> TASK PROMPT
Give the records below again exactly, and exclude each picture.

Items from an interface collection

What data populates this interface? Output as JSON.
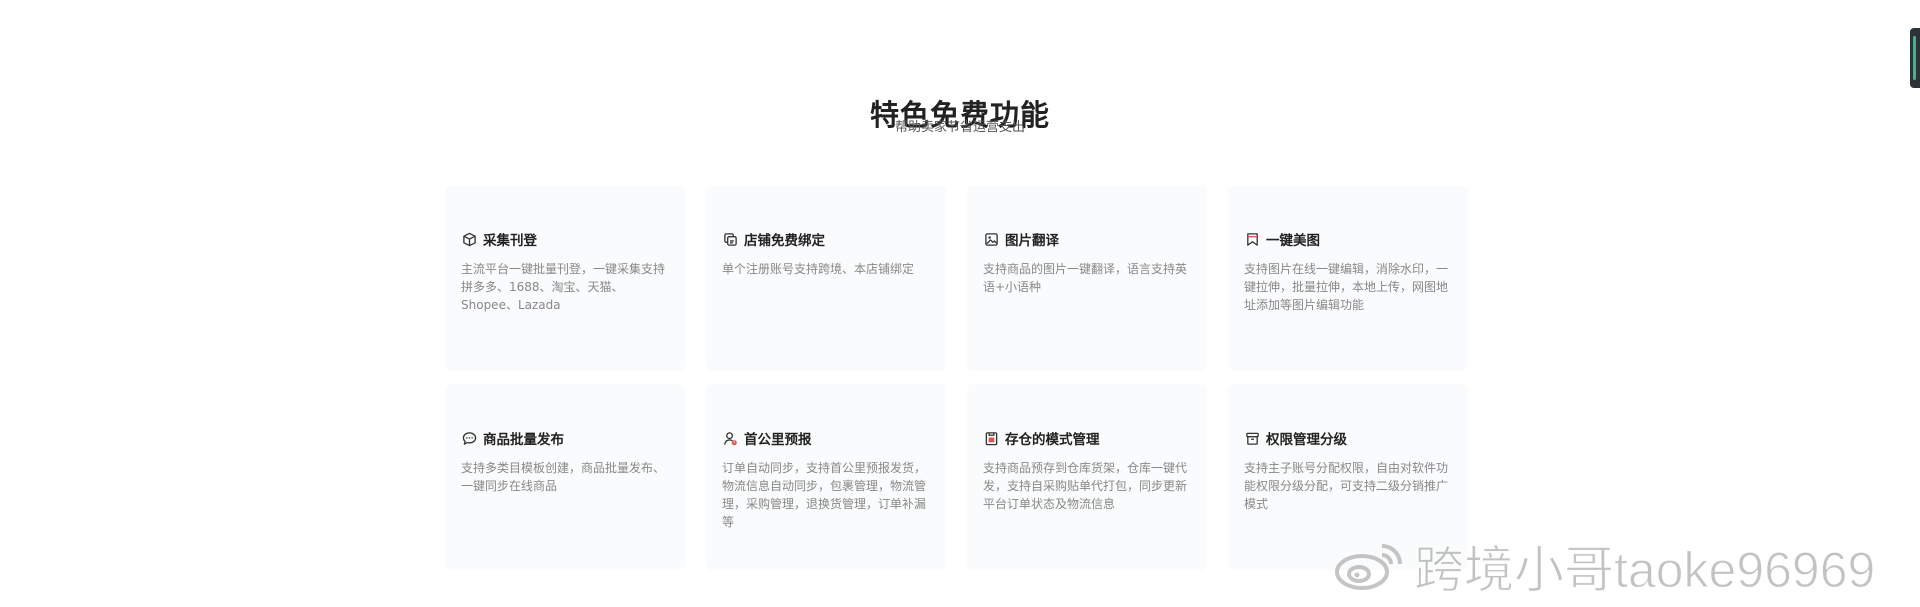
{
  "header": {
    "title": "特色免费功能",
    "subtitle": "帮助卖家节省运营支出"
  },
  "features": [
    {
      "icon": "cube-icon",
      "title": "采集刊登",
      "desc": "主流平台一键批量刊登，一键采集支持拼多多、1688、淘宝、天猫、Shopee、Lazada"
    },
    {
      "icon": "store-link-icon",
      "title": "店铺免费绑定",
      "desc": "单个注册账号支持跨境、本店铺绑定"
    },
    {
      "icon": "image-icon",
      "title": "图片翻译",
      "desc": "支持商品的图片一键翻译，语言支持英语+小语种"
    },
    {
      "icon": "bookmark-icon",
      "title": "一键美图",
      "desc": "支持图片在线一键编辑，消除水印，一键拉伸，批量拉伸，本地上传，网图地址添加等图片编辑功能"
    },
    {
      "icon": "chat-bubble-icon",
      "title": "商品批量发布",
      "desc": "支持多类目模板创建，商品批量发布、一键同步在线商品"
    },
    {
      "icon": "user-alert-icon",
      "title": "首公里预报",
      "desc": "订单自动同步，支持首公里预报发货，物流信息自动同步，包裹管理，物流管理，采购管理，退换货管理，订单补漏等"
    },
    {
      "icon": "warehouse-icon",
      "title": "存仓的模式管理",
      "desc": "支持商品预存到仓库货架，仓库一键代发，支持自采购贴单代打包，同步更新平台订单状态及物流信息"
    },
    {
      "icon": "archive-box-icon",
      "title": "权限管理分级",
      "desc": "支持主子账号分配权限，自由对软件功能权限分级分配，可支持二级分销推广模式"
    }
  ],
  "watermark": {
    "text": "跨境小哥taoke96969",
    "icon": "weibo-logo-icon"
  }
}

> ANSWER FOR THE TASK
What data populates this interface? Output as JSON.
{
  "header": {
    "title": "特色免费功能",
    "subtitle": "帮助卖家节省运营支出"
  },
  "features": [
    {
      "icon": "cube-icon",
      "title": "采集刊登",
      "desc": "主流平台一键批量刊登，一键采集支持拼多多、1688、淘宝、天猫、Shopee、Lazada"
    },
    {
      "icon": "store-link-icon",
      "title": "店铺免费绑定",
      "desc": "单个注册账号支持跨境、本店铺绑定"
    },
    {
      "icon": "image-icon",
      "title": "图片翻译",
      "desc": "支持商品的图片一键翻译，语言支持英语+小语种"
    },
    {
      "icon": "bookmark-icon",
      "title": "一键美图",
      "desc": "支持图片在线一键编辑，消除水印，一键拉伸，批量拉伸，本地上传，网图地址添加等图片编辑功能"
    },
    {
      "icon": "chat-bubble-icon",
      "title": "商品批量发布",
      "desc": "支持多类目模板创建，商品批量发布、一键同步在线商品"
    },
    {
      "icon": "user-alert-icon",
      "title": "首公里预报",
      "desc": "订单自动同步，支持首公里预报发货，物流信息自动同步，包裹管理，物流管理，采购管理，退换货管理，订单补漏等"
    },
    {
      "icon": "warehouse-icon",
      "title": "存仓的模式管理",
      "desc": "支持商品预存到仓库货架，仓库一键代发，支持自采购贴单代打包，同步更新平台订单状态及物流信息"
    },
    {
      "icon": "archive-box-icon",
      "title": "权限管理分级",
      "desc": "支持主子账号分配权限，自由对软件功能权限分级分配，可支持二级分销推广模式"
    }
  ],
  "watermark": {
    "text": "跨境小哥taoke96969",
    "icon": "weibo-logo-icon"
  }
}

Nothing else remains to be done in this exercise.